1) We discovered highly photoluminescent and photoconductive solution-processable ADT derivatives whose properties in thin films can be effectively manipulated by introducing guest molecules. By controlling the competition between charge and energy transfer in host -guest composites, desired optoelectronic properties can be obtained and optimized for specific applications.

2) We demonstrated that the ADT molecules can be imaged on a single-molecule level, exhibiting performance comparable to best fluorophores for single-molecule spectroscopy. This opens up possibilities to use ADT molecules as nanoprobes of conduction in organic semiconductor films and establish relationships between microscopic and macroscopic properties.




R’ = F or CN




Fluorescence of

ADT single molecule

Figure: ADT derivatives under study (middle). (a) Geometry for photoconductivity measurements. (b) and (c): Transient photoconductive and PL properties of ADT mixtures, respectively. (d) and (e): Fluorescent properties of ADT single molecules.

J. Day et al., J. Appl. Phys. 105, 103703 (2009); J. Day et al., Appl. Phys. Lett.94, 013306 (2009);

A. D. Platt et al., J. Phys. Chem. C113, 14006 (2009); O. Ostroverkhova et al., Proc. of SPIE7413, 7413-10 (2009)


Involvement of undergraduate students in the development of research instrumentation and web-based educational tutorialsOksana Ostroverkhova, Oregon State University, DMR 0748671

Undergraduate students, including under-represented women students, are actively involved in both research and educational activities carried out by our group. At least three undergraduate students are involved in the project every year. Currently, Garrett Banton (a junior majoring in nuclear engineering) performs experiments in and is developing image analysis software for wide-field single-molecule microscopy. Jessica Gifford (a junior majoring in physics) is calibrating our new confocal microscopy system. Jessica and Garrett are working under the supervision of a graduate student Whitney Shepherd.

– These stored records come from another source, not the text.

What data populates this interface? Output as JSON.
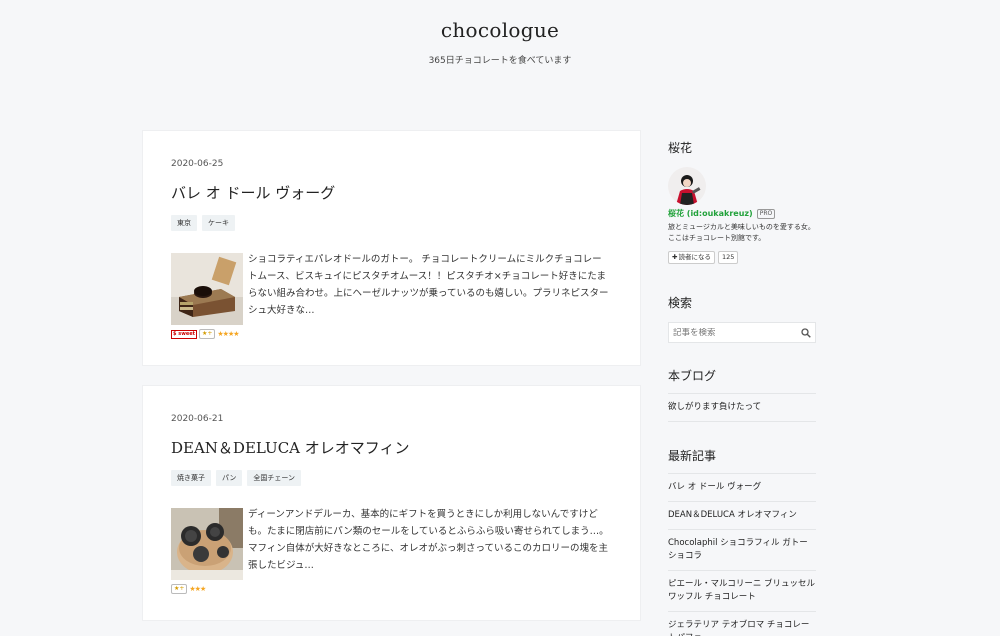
{
  "header": {
    "title": "chocologue",
    "description": "365日チョコレートを食べています"
  },
  "entries": [
    {
      "date": "2020-06-25",
      "title": "バレ オ ドール ヴォーグ",
      "tags": [
        "東京",
        "ケーキ"
      ],
      "excerpt": "ショコラティエパレオドールのガトー。 チョコレートクリームにミルクチョコレートムース、ビスキュイにピスタチオムース！！ピスタチオ×チョコレート好きにたまらない組み合わせ。上にヘーゼルナッツが乗っているのも嬉しい。プラリネピスターシュ大好きな…",
      "sale_badge": "$ sweet",
      "star_button": "★+",
      "stars": "★★★★"
    },
    {
      "date": "2020-06-21",
      "title": "DEAN＆DELUCA オレオマフィン",
      "tags": [
        "焼き菓子",
        "パン",
        "全国チェーン"
      ],
      "excerpt": "ディーンアンドデルーカ、基本的にギフトを買うときにしか利用しないんですけども。たまに閉店前にパン類のセールをしているとふらふら吸い寄せられてしまう…。 マフィン自体が大好きなところに、オレオがぶっ刺さっているこのカロリーの塊を主張したビジュ…",
      "star_button": "★+",
      "stars": "★★★"
    }
  ],
  "sidebar": {
    "profile": {
      "heading": "桜花",
      "name": "桜花 (id:oukakreuz)",
      "pro_badge": "PRO",
      "description": "旅とミュージカルと美味しいものを愛する女。ここはチョコレート別館です。",
      "follow_label": "読者になる",
      "follow_count": "125"
    },
    "search": {
      "heading": "検索",
      "placeholder": "記事を検索"
    },
    "blog": {
      "heading": "本ブログ",
      "links": [
        "欲しがります負けたって"
      ]
    },
    "recent": {
      "heading": "最新記事",
      "links": [
        "バレ オ ドール ヴォーグ",
        "DEAN＆DELUCA オレオマフィン",
        "Chocolaphil ショコラフィル ガトーショコラ",
        "ピエール・マルコリーニ ブリュッセルワッフル チョコレート",
        "ジェラテリア テオブロマ チョコレートパフェ"
      ]
    }
  },
  "colors": {
    "background": "#f6f7f9",
    "profile_name": "#22a23b",
    "star": "#f5a623",
    "tag_bg": "#eef2f4"
  }
}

Another undergraduate student, Tom Gilray (a senior majoring in computer science), is developing web-based tutorials for effective dissemination of basic principles and frontiers of research in the area of organic optoelectronic materials. Our first tutorial, which provides an overview of photorefractive organic materials and their physics and applications is available at the link below:

Whitney is checking Garrett’s and Jessica’s progress in calibrating

experimental setup for single-molecule fluorescence spectroscopy

Tom is demonstrating his web-based tutorial on organic photorefractives